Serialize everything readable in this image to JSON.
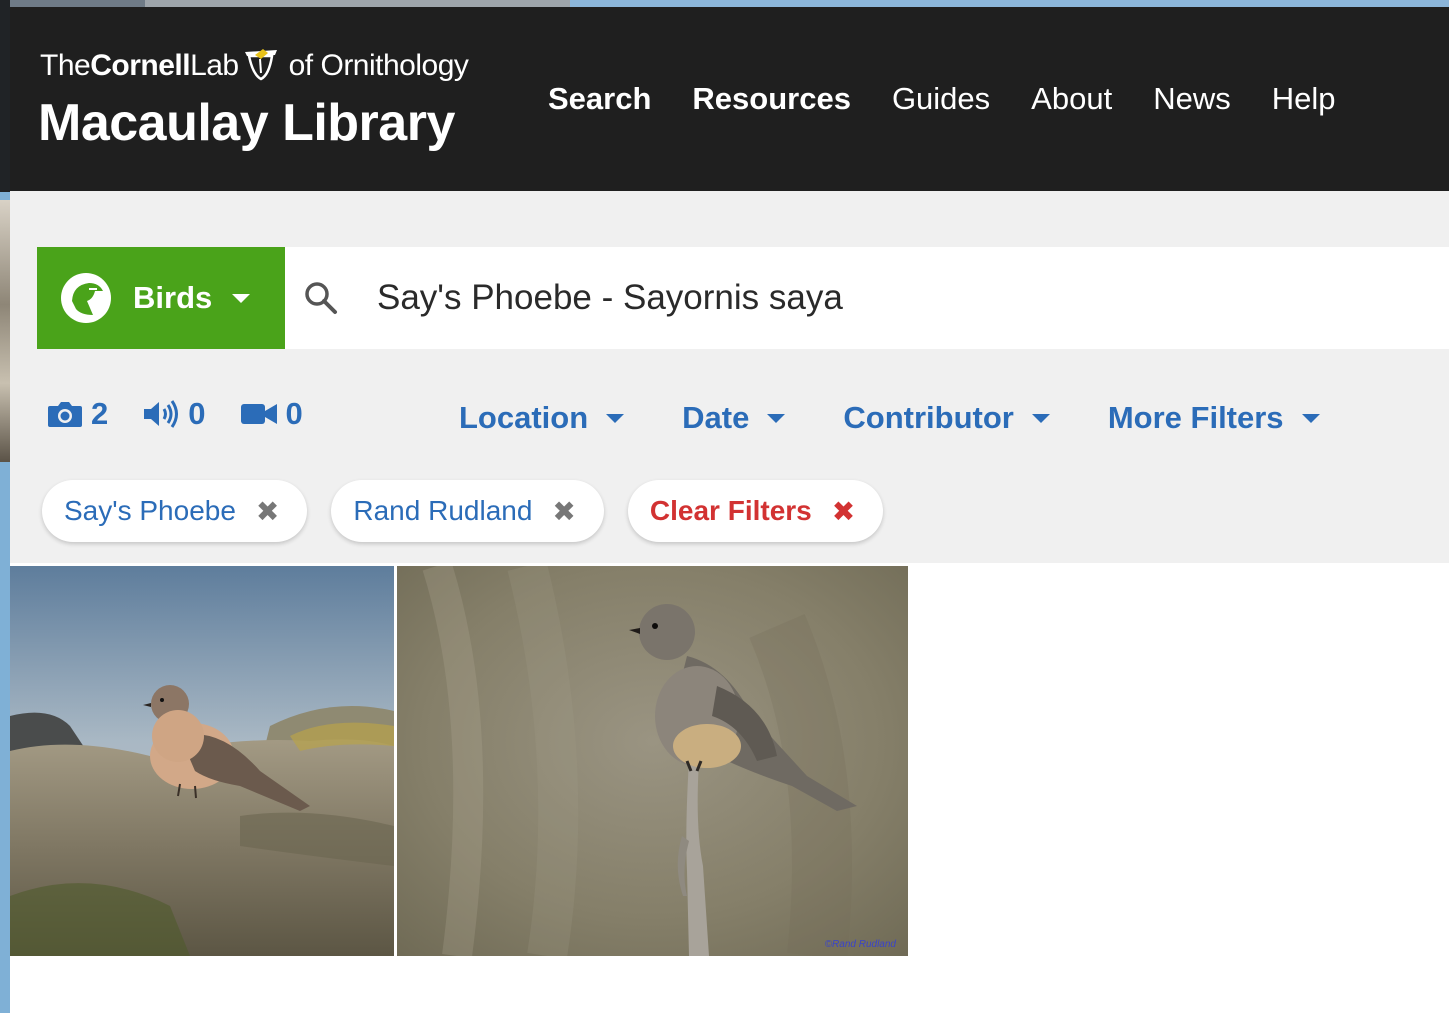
{
  "header": {
    "logo_the": "The",
    "logo_cornell": "Cornell",
    "logo_lab": "Lab",
    "logo_of": "of Ornithology",
    "logo_main": "Macaulay Library",
    "nav": [
      {
        "label": "Search",
        "bold": true
      },
      {
        "label": "Resources",
        "bold": true
      },
      {
        "label": "Guides",
        "bold": false
      },
      {
        "label": "About",
        "bold": false
      },
      {
        "label": "News",
        "bold": false
      },
      {
        "label": "Help",
        "bold": false
      }
    ]
  },
  "search": {
    "taxon_label": "Birds",
    "query": "Say's Phoebe - Sayornis saya"
  },
  "media_counts": {
    "photos": "2",
    "audio": "0",
    "video": "0"
  },
  "filters": {
    "location": "Location",
    "date": "Date",
    "contributor": "Contributor",
    "more": "More Filters"
  },
  "chips": {
    "species": "Say's Phoebe",
    "contributor": "Rand Rudland",
    "clear": "Clear Filters",
    "remove_glyph": "✖"
  },
  "results": {
    "watermark": "©Rand Rudland"
  },
  "colors": {
    "header_bg": "#1f1f1f",
    "taxon_green": "#4aa31a",
    "link_blue": "#2b6cb8",
    "clear_red": "#d23232",
    "band_gray": "#f0f0f0"
  },
  "icons": [
    "bird-logo-icon",
    "birds-taxon-icon",
    "chevron-down-icon",
    "search-icon",
    "camera-icon",
    "speaker-icon",
    "video-icon",
    "close-icon"
  ]
}
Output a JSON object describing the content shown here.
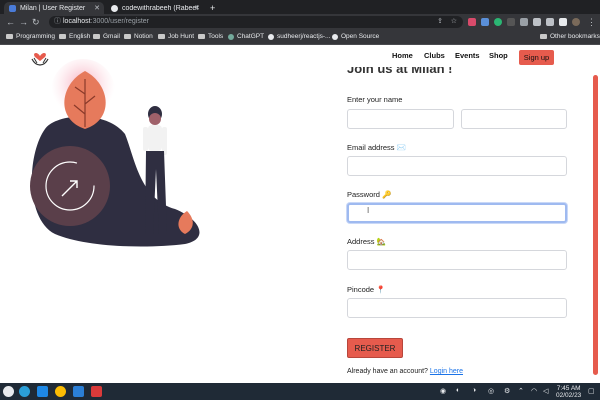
{
  "browser": {
    "tabs": [
      {
        "title": "Milan | User Register",
        "active": true,
        "favicon_color": "#4a7bd8"
      },
      {
        "title": "codewithrabeeh (Rabeeh Eb",
        "active": false,
        "favicon_color": "#e8eaed"
      }
    ],
    "new_tab": "+",
    "url_host": "localhost",
    "url_path": ":3000/user/register",
    "back": "←",
    "forward": "→",
    "reload": "↻",
    "bookmarks": [
      {
        "label": "Programming",
        "type": "folder"
      },
      {
        "label": "English",
        "type": "folder"
      },
      {
        "label": "Gmail",
        "type": "folder"
      },
      {
        "label": "Notion",
        "type": "folder"
      },
      {
        "label": "Job Hunt",
        "type": "folder"
      },
      {
        "label": "Tools",
        "type": "folder"
      },
      {
        "label": "ChatGPT",
        "type": "link"
      },
      {
        "label": "sudheerj/reactjs-...",
        "type": "link"
      },
      {
        "label": "Open Source",
        "type": "link"
      }
    ],
    "other_bookmarks": "Other bookmarks"
  },
  "site": {
    "nav": [
      "Home",
      "Clubs",
      "Events",
      "Shop"
    ],
    "signup": "Sign up",
    "heading": "Join us at Milan !",
    "name_label": "Enter your name",
    "email_label": "Email address ✉️",
    "password_label": "Password 🔑",
    "address_label": "Address 🏡",
    "pincode_label": "Pincode 📍",
    "register_button": "REGISTER",
    "already_text": "Already have an account?",
    "login_link": "Login here",
    "accent_color": "#e65b4d"
  },
  "taskbar": {
    "time": "7:45 AM",
    "date": "02/02/23"
  }
}
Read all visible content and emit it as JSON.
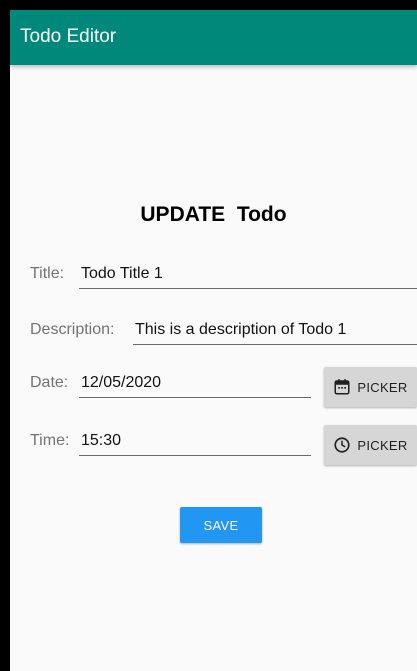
{
  "app_bar": {
    "title": "Todo Editor",
    "color": "#00897b"
  },
  "form": {
    "heading": "UPDATE  Todo",
    "fields": {
      "title": {
        "label": "Title:",
        "value": "Todo Title 1"
      },
      "description": {
        "label": "Description:",
        "value": "This is a description of Todo 1"
      },
      "date": {
        "label": "Date:",
        "value": "12/05/2020"
      },
      "time": {
        "label": "Time:",
        "value": "15:30"
      }
    },
    "date_picker": {
      "label": "PICKER",
      "icon": "calendar-icon"
    },
    "time_picker": {
      "label": "PICKER",
      "icon": "clock-icon"
    },
    "save_button": {
      "label": "SAVE",
      "color": "#2196f3"
    }
  }
}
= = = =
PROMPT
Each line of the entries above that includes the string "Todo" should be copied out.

ANSWER SECTION
    "title": "Todo Editor",
    "heading": "UPDATE  Todo",
        "value": "Todo Title 1"
        "value": "This is a description of Todo 1"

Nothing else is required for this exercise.